The Parks

Majete and Liwonde have been transformed through the management of African Parks in partnership with the DNPW and local communities since 2003 and 2015 respectively. Together, our efforts have resulted in the dramatic reduction of poaching and human-wildlife conflict, as well as historical translocations and reintroductions of key species. These have included rhinos to Majete in 2003, and over 3,000 other animals from 15 species, most recently among them lion and cheetah which have gone to both Majete and Liwonde. In 2015, when African Parks assumed management of Liwonde, the park contained thousands of wire snares and the highest rate of human-wildlife conflict in the region.
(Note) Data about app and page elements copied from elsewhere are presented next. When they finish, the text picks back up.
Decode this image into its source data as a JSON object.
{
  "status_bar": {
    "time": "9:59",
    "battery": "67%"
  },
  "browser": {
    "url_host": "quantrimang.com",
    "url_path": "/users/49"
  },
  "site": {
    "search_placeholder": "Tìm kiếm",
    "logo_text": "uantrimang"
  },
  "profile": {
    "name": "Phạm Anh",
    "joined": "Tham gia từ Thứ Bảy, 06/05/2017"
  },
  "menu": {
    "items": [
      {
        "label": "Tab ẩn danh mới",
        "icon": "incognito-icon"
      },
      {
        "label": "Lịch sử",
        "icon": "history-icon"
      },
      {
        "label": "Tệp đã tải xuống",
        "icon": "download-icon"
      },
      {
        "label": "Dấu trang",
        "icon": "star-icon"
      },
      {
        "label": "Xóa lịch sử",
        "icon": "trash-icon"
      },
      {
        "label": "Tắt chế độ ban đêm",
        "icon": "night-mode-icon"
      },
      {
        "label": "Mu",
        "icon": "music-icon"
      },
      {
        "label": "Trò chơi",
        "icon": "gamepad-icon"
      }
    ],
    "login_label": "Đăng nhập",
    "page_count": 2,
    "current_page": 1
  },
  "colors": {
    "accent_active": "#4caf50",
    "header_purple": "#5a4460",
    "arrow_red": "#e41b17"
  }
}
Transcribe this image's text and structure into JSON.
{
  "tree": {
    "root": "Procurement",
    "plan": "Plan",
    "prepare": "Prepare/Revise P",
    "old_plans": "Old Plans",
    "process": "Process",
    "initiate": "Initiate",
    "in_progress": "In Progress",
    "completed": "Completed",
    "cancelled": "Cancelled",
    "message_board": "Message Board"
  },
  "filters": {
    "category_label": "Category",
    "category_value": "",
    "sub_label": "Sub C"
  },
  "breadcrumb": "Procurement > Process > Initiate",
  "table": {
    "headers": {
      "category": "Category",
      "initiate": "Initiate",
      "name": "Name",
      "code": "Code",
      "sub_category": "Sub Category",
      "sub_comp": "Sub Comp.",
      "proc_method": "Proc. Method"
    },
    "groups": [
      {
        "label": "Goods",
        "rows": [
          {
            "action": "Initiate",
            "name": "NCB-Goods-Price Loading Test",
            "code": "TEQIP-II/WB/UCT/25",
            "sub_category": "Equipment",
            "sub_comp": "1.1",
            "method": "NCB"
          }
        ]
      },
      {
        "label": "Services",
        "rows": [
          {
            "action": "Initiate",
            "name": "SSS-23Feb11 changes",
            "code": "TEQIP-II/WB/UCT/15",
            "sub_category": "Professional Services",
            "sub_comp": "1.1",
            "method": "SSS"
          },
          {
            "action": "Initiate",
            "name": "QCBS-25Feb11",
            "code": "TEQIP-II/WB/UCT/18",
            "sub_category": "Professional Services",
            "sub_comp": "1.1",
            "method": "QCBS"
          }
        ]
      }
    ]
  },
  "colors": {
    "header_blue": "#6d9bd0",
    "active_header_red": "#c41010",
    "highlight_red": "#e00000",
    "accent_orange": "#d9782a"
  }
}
Black rhino, which had been reintroduced to the park in 1993 (after rhinos disappeared from Malawi in 1991). But in just four short years in Liwonde, African Parks and DNPW have built one of the best ranger teams and training grounds in southern Africa; integrated the most advanced technology and infrastructure to protect and monitor wildlife and management activities; and removed over 37,000 wire snares. Not a single individual of a high-value species has been lost since African Parks assumed management of Majete in 2003, nor one in Liwonde since 2016. Majete and Liwonde have both become secure sanctuaries enabling the growth and long-term success of rhino populations and other endangered wildlife, for the benefit of local communities and the country of Malawi.

The Translocation

  1. Securing the park: each new Black Rhino Range Expansion Project (BRREP) site must pass extensive security evaluations to ensure the animals are as safe as possible. Liwonde National Park has been managed by African Parks in partnership with the DNPW since 2015. In four years, we have overhauled law enforcement, integrated the most advanced technology and infrastructure to protect and monitor wildlife and worked extensively with communities. As a result, not a single rhino or elephant has been lost to poaching in two and a half years.

  2. Pre-translocation: Months of extensive planning are undertaken by all partners prior to the translocation to ensure for the wellbeing of the rhinos at every step of the process. The 18 rhinos were captured in KwaZulu-Natal and quarantined and carefully monitored in Imfolozi Game Reserve for five weeks prior to their translocation to Malawi.

  3. The Translocation: The rhinos were loaded into crated and trucked to King Shaka International Airport in Durban where they were loaded onto a Boeing 747. They were flown the 1,111 miles to Lilongwe in Malawi on November 11th and were transferred by six trucks to their new home in Liwonde National Park. The 18 rhinos were released directly from their crates into the park in the early morning of November 12th. Following this first phase, African Parks will subsequently move two existing Liwonde rhinos to Majete and one Majete bull rhino to Liwonde to further aid genetic variability. 

  4. Post Translocation: African Parks and the BRREP carry out extensive monitoring of the rhinos post-release, involving dedicated and well-trained monitors. The staff in Liwonde already have several years of experience in monitoring black rhinos and so highly trained and dedicated monitors have tracked the animals daily on foot with the assistance of SmartParks and Vulcan’s Earth Ranger technology.

Planning and Protection

Since assuming management of Majete Wildlife Reserve in 2003 and Liwonde National Park in 2015, African Parks in partnership with the DNPW, has overhauled law enforcement and effectively halted poaching in both parks. Both Majete and Liwonde have pre-existing black rhino populations and preparations were made to ensure their long-term safety and well-being, which includes the creation of expertly-trained rhino tracking and protection teams and the deployment of helicopters for critical aerial surveillance to enhance protection of the parks. In addition, both parks utilize technological innovations, including Vulcan’s EarthRanger and Smart Parks technology to monitor chipped/collared animals on a real-time basis. As a result of these efforts, not one rhino or elephant has been poached in Majete in the last 16 years and not one has been poached in Liwonde in the last two and a half years.